- Roger Pendleton (age 63)
It's true that in the simple paper-blowing experiment Mats mentioned other effects besides Bernoulli's effect could get mixed in. Also, unlike what one reads in many sources the main lift source of modern airplanes comes from the tilt of the wings, with the Bernoulli effect making a smaller contribution. That does not mean that the Bernoulli effect is false- it's very real and plays a major role in many fluid flow situations.
A nice summary of examples, and a discussion of the conditions under which the Bernoulli effect is found, may be found athttp://en.wikipedia.org/wiki/Bernoulli's_equation
(published on 03/08/08)
Follow-Up #2: Bernoulli

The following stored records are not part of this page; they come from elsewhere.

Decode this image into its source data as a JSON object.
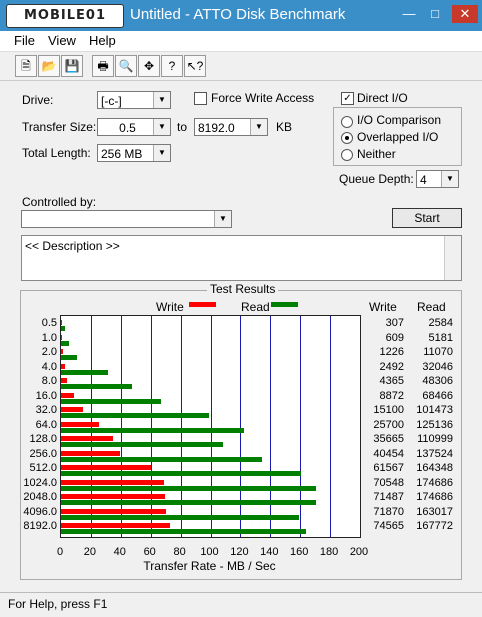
{
  "window": {
    "logo": "MOBILE01",
    "title": "Untitled - ATTO Disk Benchmark"
  },
  "menu": [
    "File",
    "View",
    "Help"
  ],
  "toolbar": [
    "new-icon",
    "open-icon",
    "save-icon",
    "print-icon",
    "print-preview-icon",
    "move-icon",
    "help-icon",
    "context-help-icon"
  ],
  "form": {
    "drive_label": "Drive:",
    "drive_value": "[-c-]",
    "force_write_label": "Force Write Access",
    "direct_io_label": "Direct I/O",
    "transfer_size_label": "Transfer Size:",
    "transfer_from": "0.5",
    "to_label": "to",
    "transfer_to": "8192.0",
    "kb_label": "KB",
    "total_length_label": "Total Length:",
    "total_length_value": "256 MB",
    "io_comparison_label": "I/O Comparison",
    "overlapped_io_label": "Overlapped I/O",
    "neither_label": "Neither",
    "queue_depth_label": "Queue Depth:",
    "queue_depth_value": "4",
    "controlled_by_label": "Controlled by:",
    "start_label": "Start",
    "description": "<< Description >>"
  },
  "results": {
    "title": "Test Results",
    "write_legend": "Write",
    "read_legend": "Read",
    "write_header": "Write",
    "read_header": "Read"
  },
  "chart_data": {
    "type": "bar",
    "title": "Test Results",
    "xlabel": "Transfer Rate - MB / Sec",
    "xlim": [
      0,
      200
    ],
    "x_ticks": [
      "0",
      "20",
      "40",
      "60",
      "80",
      "100",
      "120",
      "140",
      "160",
      "180",
      "200"
    ],
    "categories": [
      "0.5",
      "1.0",
      "2.0",
      "4.0",
      "8.0",
      "16.0",
      "32.0",
      "64.0",
      "128.0",
      "256.0",
      "512.0",
      "1024.0",
      "2048.0",
      "4096.0",
      "8192.0"
    ],
    "series": [
      {
        "name": "Write",
        "color": "#ff0000",
        "values": [
          0.3,
          0.6,
          1.2,
          2.4,
          4.3,
          8.7,
          14.7,
          25.1,
          34.8,
          39.5,
          60.1,
          68.9,
          69.8,
          70.2,
          72.8
        ],
        "labels": [
          "307",
          "609",
          "1226",
          "2492",
          "4365",
          "8872",
          "15100",
          "25700",
          "35665",
          "40454",
          "61567",
          "70548",
          "71487",
          "71870",
          "74565"
        ]
      },
      {
        "name": "Read",
        "color": "#007f00",
        "values": [
          2.5,
          5.1,
          10.8,
          31.3,
          47.2,
          66.9,
          99.1,
          122.2,
          108.4,
          134.3,
          160.5,
          170.6,
          170.6,
          159.2,
          163.8
        ],
        "labels": [
          "2584",
          "5181",
          "11070",
          "32046",
          "48306",
          "68466",
          "101473",
          "125136",
          "110999",
          "137524",
          "164348",
          "174686",
          "174686",
          "163017",
          "167772"
        ]
      }
    ]
  },
  "status": {
    "help_text": "For Help, press F1"
  }
}
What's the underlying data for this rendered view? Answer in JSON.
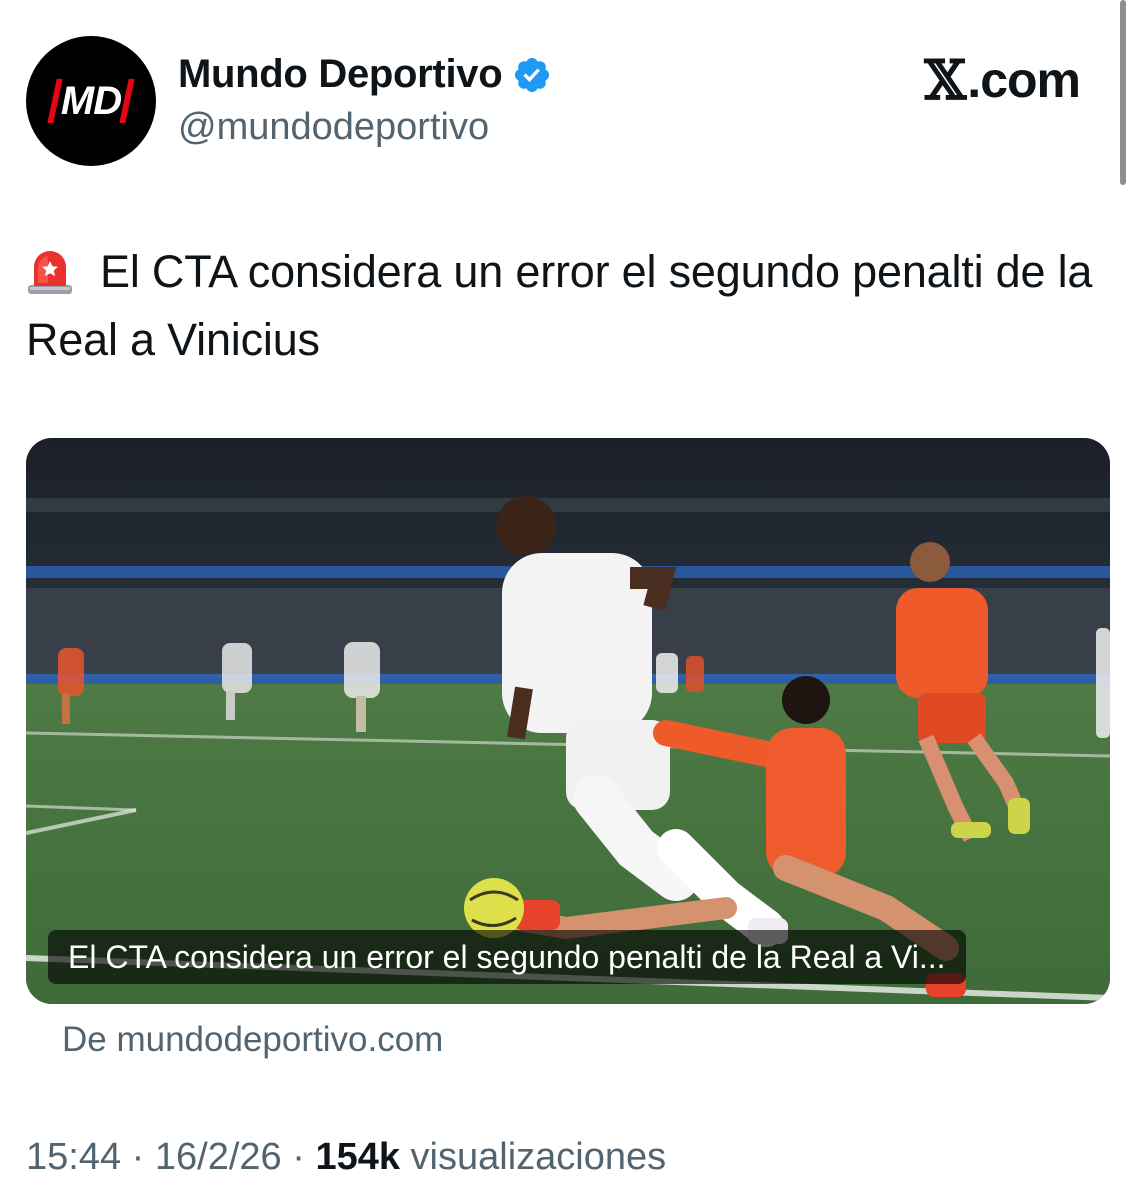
{
  "account": {
    "display_name": "Mundo Deportivo",
    "handle": "@mundodeportivo",
    "avatar_logo_text": "MD",
    "verified": true
  },
  "brand": {
    "x_glyph": "𝕏",
    "domain": ".com"
  },
  "tweet": {
    "emoji": "siren-icon",
    "text": "El CTA considera un error el segundo penalti de la Real a Vinicius"
  },
  "media": {
    "caption": "El CTA considera un error el segundo penalti de la Real a Vi...",
    "source": "De mundodeportivo.com"
  },
  "meta": {
    "time": "15:44",
    "separator": " · ",
    "date": "16/2/26",
    "views_count": "154k",
    "views_label": " visualizaciones"
  },
  "colors": {
    "text_primary": "#0f1419",
    "text_secondary": "#536471",
    "verified_blue": "#1d9bf0",
    "md_red": "#e30613"
  }
}
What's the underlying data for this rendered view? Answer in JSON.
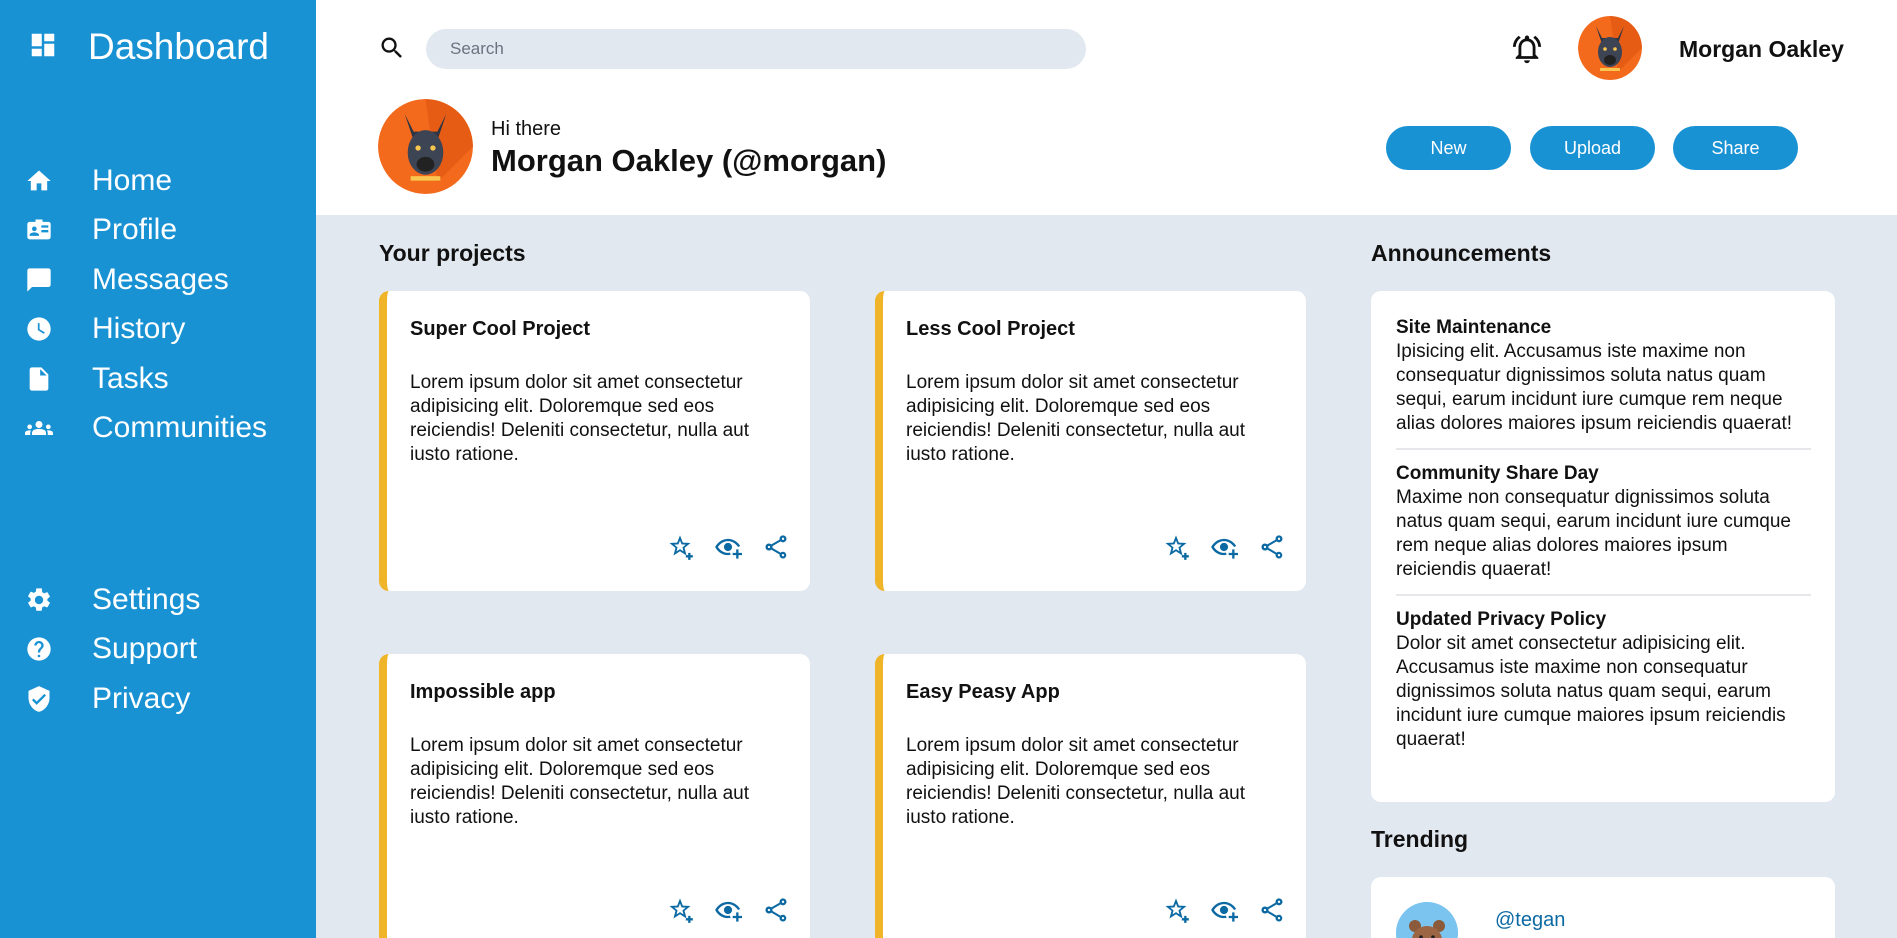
{
  "sidebar": {
    "brand": {
      "title": "Dashboard",
      "icon": "dashboard-icon"
    },
    "nav_main": [
      {
        "label": "Home",
        "icon": "home-icon"
      },
      {
        "label": "Profile",
        "icon": "id-card-icon"
      },
      {
        "label": "Messages",
        "icon": "chat-icon"
      },
      {
        "label": "History",
        "icon": "clock-icon"
      },
      {
        "label": "Tasks",
        "icon": "document-icon"
      },
      {
        "label": "Communities",
        "icon": "people-icon"
      }
    ],
    "nav_secondary": [
      {
        "label": "Settings",
        "icon": "gear-icon"
      },
      {
        "label": "Support",
        "icon": "help-icon"
      },
      {
        "label": "Privacy",
        "icon": "shield-icon"
      }
    ]
  },
  "header": {
    "search": {
      "placeholder": "Search"
    },
    "user_name": "Morgan Oakley",
    "greeting": "Hi there",
    "profile_name": "Morgan Oakley (@morgan)",
    "buttons": {
      "new": "New",
      "upload": "Upload",
      "share": "Share"
    }
  },
  "projects": {
    "title": "Your projects",
    "cards": [
      {
        "title": "Super Cool Project",
        "body": "Lorem ipsum dolor sit amet consectetur adipisicing elit. Doloremque sed eos reiciendis! Deleniti consectetur, nulla aut iusto ratione."
      },
      {
        "title": "Less Cool Project",
        "body": "Lorem ipsum dolor sit amet consectetur adipisicing elit. Doloremque sed eos reiciendis! Deleniti consectetur, nulla aut iusto ratione."
      },
      {
        "title": "Impossible app",
        "body": "Lorem ipsum dolor sit amet consectetur adipisicing elit. Doloremque sed eos reiciendis! Deleniti consectetur, nulla aut iusto ratione."
      },
      {
        "title": "Easy Peasy App",
        "body": "Lorem ipsum dolor sit amet consectetur adipisicing elit. Doloremque sed eos reiciendis! Deleniti consectetur, nulla aut iusto ratione."
      }
    ]
  },
  "announcements": {
    "title": "Announcements",
    "items": [
      {
        "title": "Site Maintenance",
        "text": "Ipisicing elit. Accusamus iste maxime non consequatur dignissimos soluta natus quam sequi, earum incidunt iure cumque rem neque alias dolores maiores ipsum reiciendis quaerat!"
      },
      {
        "title": "Community Share Day",
        "text": "Maxime non consequatur dignissimos soluta natus quam sequi, earum incidunt iure cumque rem neque alias dolores maiores ipsum reiciendis quaerat!"
      },
      {
        "title": "Updated Privacy Policy",
        "text": "Dolor sit amet consectetur adipisicing elit. Accusamus iste maxime non consequatur dignissimos soluta natus quam sequi, earum incidunt iure cumque maiores ipsum reiciendis quaerat!"
      }
    ]
  },
  "trending": {
    "title": "Trending",
    "items": [
      {
        "handle": "@tegan"
      }
    ]
  },
  "colors": {
    "sidebar": "#1992d4",
    "accent_border": "#f0b429",
    "background": "#e2e8f0",
    "icon_blue": "#0b69a3"
  }
}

Roger, you yourself are quite wrong in trying to disprove Bernoulli's Theorem! Everyone seems to forget Bernoulli gave us just that - a Theorem! And it describes pressure static) with velocity. If your paper sheet is horizontally flat, with no curviture at all, then there is no change in the flow of air, therefore no change in the pressure differential, so of course it will not rise "one iota"! No one disputes pressure equalisation, so as long as there is a pressure differential between the top and bottom surfaces(like blowing over the top of a sheet of paper) you will get a reaction. Sure, there are other ideas involved in the total production of lift on an aerofoil, but you did not disprove Bernoulli one iota. And the pilot father was, afterall simply trying to explain an idea to a child!
- Simon (age 27)
You're absolutely right that we should have pointed out that this is a theorem, not a speculation. The theorem does involve some assumptions which are not exactly true of real materials (incompressibility, lack of viscosity) but adding in those complications doesn't make the Bernoulli effect vanish.
(published on 09/22/09)
Follow-up on this answer.